In its march to being at the forefront of technology-driven projects, ambitious in both scale and aspiration, the CPKA has showcased the best global practices in service, with its numerous new key projects. The gigantic Medicity of Hamidia Hospital in Bhopal, for instance, is actually a ‘city within a city’—it will contain its own functional districts, public spaces and hierarchy of streets, which would encourage a thriving and environment- friendly style of living. This healthy lifestyle within the Medicity would redefine medical infrastructure as a quintessential building block for a ‘healthy city’.

Another mega project undertaken by CPKA is that of the India International Convention & Exhibition Centre, Dwarka, of which Phase 1 will be completed in 2019 and Phase 2 in 2025. The state-of- the-art convention centre will be Asia’s second largest and the world’s third largest—with a capacity to sit 10,000 people at the same time, it’s designed to host the G20 Summit and other such mega world events in India, along with international conferences, exhibitions and trade shows. With a staggering built-up area of 1,22,00,000 sq ft, the project supports an array of innovative design concepts. A thoughtful skin system is proposed in order to achieve sustainability, as well as to synthesise each facet of the project, such as materiality, constructability and budget. All façades are proposed to be layered in two orders. The first one will be a regular system, attending to all static conditions, while the second will be the structural system, to be integrated into the building frame.

In a sense, CPKA’s journey from a small ‘two-men’ garage start-up to the architectural behemoth counted amongst the best and the largest practices in the country today, reflects both its convictions as well as resilience over time, encompassing two generations. Today under Dikshu Kukreja’s dynamic and creative design leadership not only is CPKA winning prestigious architectural and urban design competitions like the IIM at Bodhgaya, HPCL Township at Barmer, Rajasthan and the Denmark embassy at New Delhi—but also earning numerous accolades and awards like being listed amongst top 5 architects in Asia among many others. Surely the road ahead is delineated with more such laudable landmarks.
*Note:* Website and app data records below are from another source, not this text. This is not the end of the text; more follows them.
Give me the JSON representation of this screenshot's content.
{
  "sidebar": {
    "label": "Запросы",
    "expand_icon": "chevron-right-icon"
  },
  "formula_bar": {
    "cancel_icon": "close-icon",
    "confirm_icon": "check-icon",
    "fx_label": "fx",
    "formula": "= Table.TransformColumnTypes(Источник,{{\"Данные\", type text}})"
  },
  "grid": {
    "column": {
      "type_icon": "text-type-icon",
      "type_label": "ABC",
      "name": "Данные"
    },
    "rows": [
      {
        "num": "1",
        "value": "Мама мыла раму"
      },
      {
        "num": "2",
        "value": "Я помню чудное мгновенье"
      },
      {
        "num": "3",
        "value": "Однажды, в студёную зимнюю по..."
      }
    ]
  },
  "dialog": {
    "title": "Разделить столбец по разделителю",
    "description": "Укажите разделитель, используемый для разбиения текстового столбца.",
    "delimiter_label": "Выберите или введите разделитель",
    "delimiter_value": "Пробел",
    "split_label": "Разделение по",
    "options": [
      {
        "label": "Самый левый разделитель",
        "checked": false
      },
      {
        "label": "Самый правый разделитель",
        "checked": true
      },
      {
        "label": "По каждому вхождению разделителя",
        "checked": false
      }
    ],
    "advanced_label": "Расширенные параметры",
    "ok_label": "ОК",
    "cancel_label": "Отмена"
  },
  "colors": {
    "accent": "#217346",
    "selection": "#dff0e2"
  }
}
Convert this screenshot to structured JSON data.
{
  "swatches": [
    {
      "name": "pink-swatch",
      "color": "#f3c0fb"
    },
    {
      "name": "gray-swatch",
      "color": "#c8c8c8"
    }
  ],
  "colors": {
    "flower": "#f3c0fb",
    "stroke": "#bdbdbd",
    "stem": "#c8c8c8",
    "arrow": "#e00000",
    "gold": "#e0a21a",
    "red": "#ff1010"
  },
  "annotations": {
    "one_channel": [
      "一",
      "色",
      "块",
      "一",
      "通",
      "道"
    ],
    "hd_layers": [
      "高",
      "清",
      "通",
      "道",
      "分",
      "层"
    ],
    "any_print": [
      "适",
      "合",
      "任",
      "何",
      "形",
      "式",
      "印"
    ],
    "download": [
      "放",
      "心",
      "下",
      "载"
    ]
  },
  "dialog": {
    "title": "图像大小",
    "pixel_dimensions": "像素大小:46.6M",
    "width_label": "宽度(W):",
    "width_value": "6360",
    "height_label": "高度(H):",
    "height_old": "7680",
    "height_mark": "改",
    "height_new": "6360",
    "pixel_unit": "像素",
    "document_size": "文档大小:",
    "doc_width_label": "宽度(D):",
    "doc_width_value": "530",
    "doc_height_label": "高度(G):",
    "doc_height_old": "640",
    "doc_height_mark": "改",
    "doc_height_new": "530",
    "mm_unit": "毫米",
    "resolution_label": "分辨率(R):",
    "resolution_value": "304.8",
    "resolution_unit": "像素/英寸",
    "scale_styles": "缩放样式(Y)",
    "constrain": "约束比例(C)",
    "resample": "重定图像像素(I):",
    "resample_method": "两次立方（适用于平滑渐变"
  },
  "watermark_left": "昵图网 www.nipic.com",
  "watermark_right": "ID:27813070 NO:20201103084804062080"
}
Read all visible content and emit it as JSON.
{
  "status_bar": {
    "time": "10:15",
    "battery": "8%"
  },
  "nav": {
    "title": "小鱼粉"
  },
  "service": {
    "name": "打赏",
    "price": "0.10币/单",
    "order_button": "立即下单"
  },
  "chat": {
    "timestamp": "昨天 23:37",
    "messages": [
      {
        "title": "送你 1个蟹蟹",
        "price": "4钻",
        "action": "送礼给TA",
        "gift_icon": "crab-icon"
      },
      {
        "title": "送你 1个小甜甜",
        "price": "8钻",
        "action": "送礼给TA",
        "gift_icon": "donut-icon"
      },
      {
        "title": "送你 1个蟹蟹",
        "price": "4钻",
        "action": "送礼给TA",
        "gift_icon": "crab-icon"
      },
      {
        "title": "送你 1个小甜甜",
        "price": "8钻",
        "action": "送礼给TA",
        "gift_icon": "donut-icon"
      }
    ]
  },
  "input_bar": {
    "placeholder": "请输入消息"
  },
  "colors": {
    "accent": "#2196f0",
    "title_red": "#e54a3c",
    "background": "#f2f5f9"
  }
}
Rajnish Wattas, former Principal of Chandigarh College of Architecture, is a noted architectural critic and author